:: What is needed ::
Check each line of the entries below for the word "Largo", and copy the lines that have it.

:: Source records ::
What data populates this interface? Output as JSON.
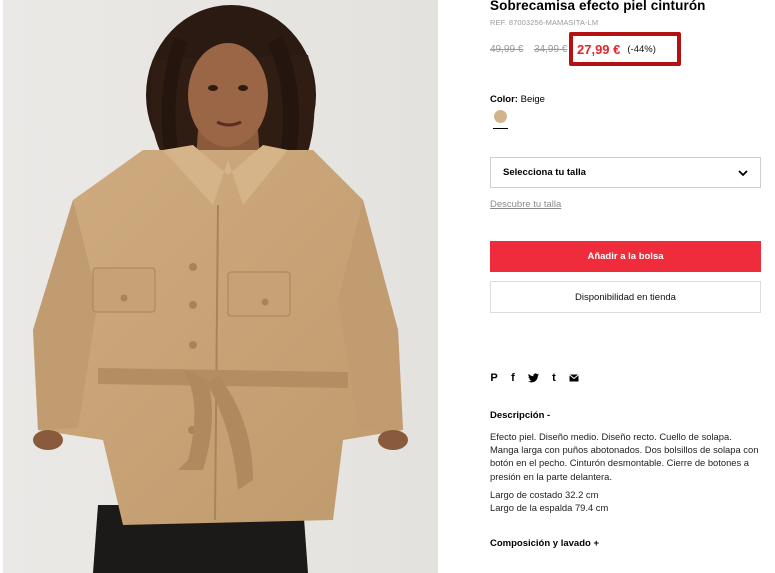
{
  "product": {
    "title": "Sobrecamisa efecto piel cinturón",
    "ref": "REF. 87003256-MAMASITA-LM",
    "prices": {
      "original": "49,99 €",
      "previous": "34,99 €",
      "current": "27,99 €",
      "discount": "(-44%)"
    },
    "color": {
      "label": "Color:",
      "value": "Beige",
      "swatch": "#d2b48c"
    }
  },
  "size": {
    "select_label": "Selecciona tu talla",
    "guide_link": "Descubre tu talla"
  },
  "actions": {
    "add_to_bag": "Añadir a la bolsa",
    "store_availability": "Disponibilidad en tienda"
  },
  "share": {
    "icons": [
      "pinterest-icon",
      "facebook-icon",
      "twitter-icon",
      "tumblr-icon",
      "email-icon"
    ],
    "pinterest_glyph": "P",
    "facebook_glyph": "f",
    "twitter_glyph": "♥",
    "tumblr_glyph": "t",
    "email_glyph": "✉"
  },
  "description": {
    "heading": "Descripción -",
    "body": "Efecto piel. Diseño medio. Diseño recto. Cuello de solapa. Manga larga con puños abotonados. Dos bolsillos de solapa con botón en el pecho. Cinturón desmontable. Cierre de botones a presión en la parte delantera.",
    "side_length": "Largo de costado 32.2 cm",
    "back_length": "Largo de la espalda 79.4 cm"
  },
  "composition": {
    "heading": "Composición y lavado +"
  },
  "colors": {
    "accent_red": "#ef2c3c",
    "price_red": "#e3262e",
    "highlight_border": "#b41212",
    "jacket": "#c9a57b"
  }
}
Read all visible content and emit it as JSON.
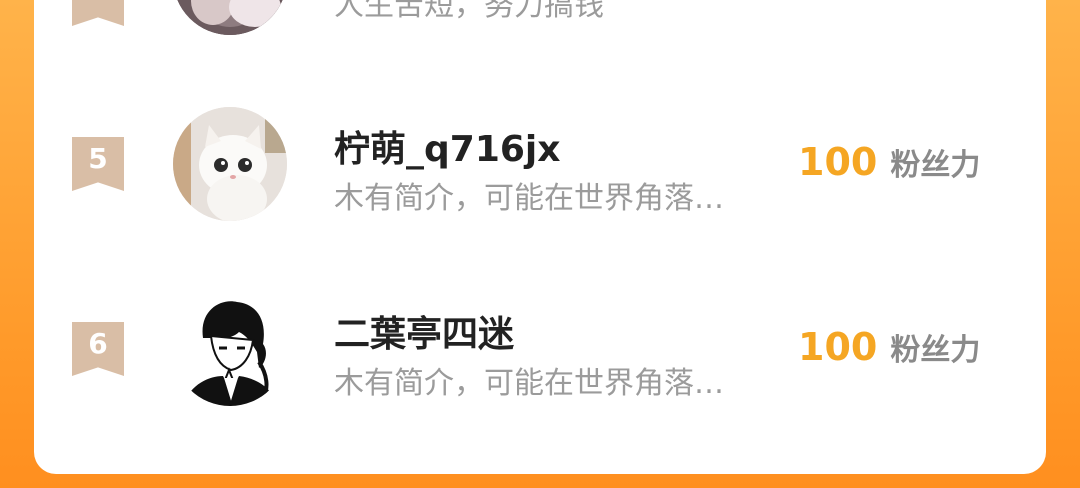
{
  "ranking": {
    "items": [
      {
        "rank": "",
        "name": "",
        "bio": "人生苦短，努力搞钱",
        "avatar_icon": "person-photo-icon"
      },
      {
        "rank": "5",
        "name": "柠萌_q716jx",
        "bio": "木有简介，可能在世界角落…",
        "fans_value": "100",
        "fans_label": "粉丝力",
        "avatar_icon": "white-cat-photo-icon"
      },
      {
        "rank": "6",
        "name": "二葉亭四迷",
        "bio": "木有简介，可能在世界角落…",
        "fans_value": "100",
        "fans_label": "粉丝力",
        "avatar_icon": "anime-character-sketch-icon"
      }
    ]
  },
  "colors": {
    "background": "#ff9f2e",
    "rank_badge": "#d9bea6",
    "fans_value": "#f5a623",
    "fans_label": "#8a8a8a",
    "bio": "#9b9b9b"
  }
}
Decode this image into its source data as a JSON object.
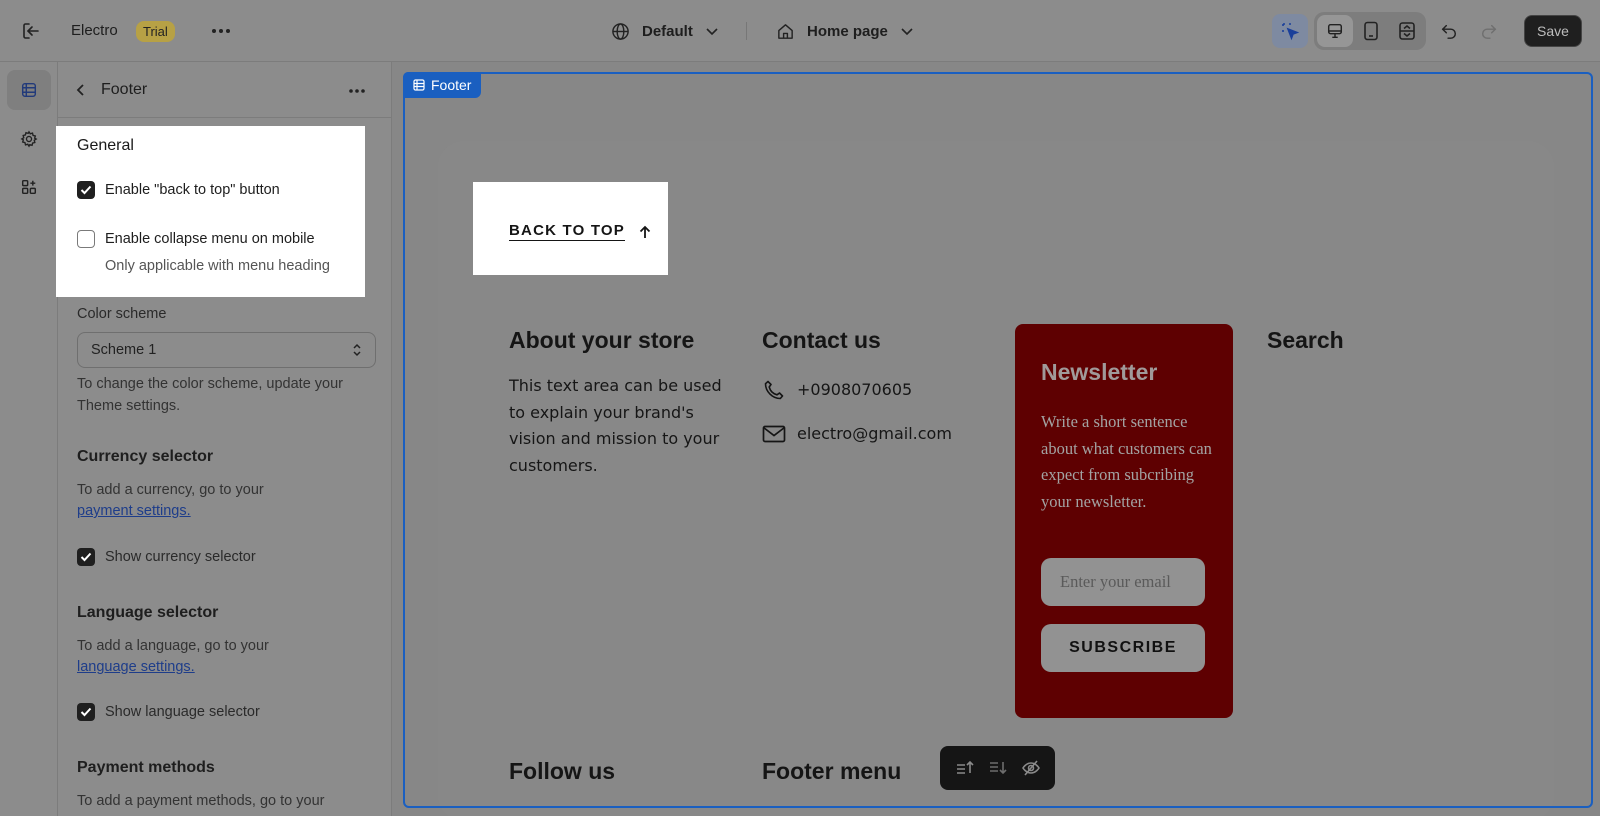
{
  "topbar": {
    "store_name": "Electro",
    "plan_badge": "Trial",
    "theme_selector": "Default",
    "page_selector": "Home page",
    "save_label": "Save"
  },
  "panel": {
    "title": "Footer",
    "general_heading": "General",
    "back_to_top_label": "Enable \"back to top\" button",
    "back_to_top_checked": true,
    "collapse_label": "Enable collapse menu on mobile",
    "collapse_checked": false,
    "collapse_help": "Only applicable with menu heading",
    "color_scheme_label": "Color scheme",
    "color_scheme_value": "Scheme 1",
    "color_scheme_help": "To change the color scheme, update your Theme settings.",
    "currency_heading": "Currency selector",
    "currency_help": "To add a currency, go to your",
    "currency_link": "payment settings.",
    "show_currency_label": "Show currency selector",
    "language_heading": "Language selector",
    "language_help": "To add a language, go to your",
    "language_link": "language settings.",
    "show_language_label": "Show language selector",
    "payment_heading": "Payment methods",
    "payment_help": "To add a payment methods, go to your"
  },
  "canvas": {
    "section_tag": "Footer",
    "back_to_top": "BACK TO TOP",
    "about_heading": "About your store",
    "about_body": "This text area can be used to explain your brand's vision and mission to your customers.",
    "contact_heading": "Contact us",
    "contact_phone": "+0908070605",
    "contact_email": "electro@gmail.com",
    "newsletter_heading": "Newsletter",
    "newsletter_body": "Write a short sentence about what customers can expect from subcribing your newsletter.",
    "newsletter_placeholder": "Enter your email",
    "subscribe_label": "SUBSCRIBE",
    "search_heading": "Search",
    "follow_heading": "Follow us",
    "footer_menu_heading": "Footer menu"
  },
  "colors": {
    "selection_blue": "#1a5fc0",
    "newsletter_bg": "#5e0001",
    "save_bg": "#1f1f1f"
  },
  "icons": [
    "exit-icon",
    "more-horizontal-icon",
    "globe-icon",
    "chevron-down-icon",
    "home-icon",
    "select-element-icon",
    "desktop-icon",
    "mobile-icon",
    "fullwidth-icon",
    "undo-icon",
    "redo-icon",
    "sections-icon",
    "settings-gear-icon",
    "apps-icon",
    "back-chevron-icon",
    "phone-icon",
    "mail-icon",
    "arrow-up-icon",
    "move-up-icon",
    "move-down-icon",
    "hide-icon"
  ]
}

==

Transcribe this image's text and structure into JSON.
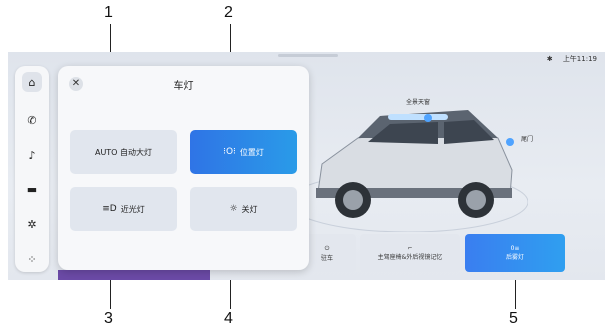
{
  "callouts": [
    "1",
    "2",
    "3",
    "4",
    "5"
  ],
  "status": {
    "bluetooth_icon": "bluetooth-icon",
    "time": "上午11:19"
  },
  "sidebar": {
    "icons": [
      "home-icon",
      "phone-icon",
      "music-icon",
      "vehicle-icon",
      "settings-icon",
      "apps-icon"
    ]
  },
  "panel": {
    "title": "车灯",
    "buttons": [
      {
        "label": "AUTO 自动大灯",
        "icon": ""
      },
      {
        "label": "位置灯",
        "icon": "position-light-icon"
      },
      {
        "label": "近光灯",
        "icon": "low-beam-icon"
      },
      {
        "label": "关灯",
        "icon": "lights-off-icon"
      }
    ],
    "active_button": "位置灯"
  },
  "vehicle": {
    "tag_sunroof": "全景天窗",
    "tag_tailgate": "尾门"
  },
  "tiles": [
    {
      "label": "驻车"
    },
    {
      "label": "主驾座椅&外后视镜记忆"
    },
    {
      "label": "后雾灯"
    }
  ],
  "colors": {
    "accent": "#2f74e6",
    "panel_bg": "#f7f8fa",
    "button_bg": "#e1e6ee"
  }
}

:: Result for this task ::
    "side_length": "Largo de costado 32.2 cm",
    "back_length": "Largo de la espalda 79.4 cm"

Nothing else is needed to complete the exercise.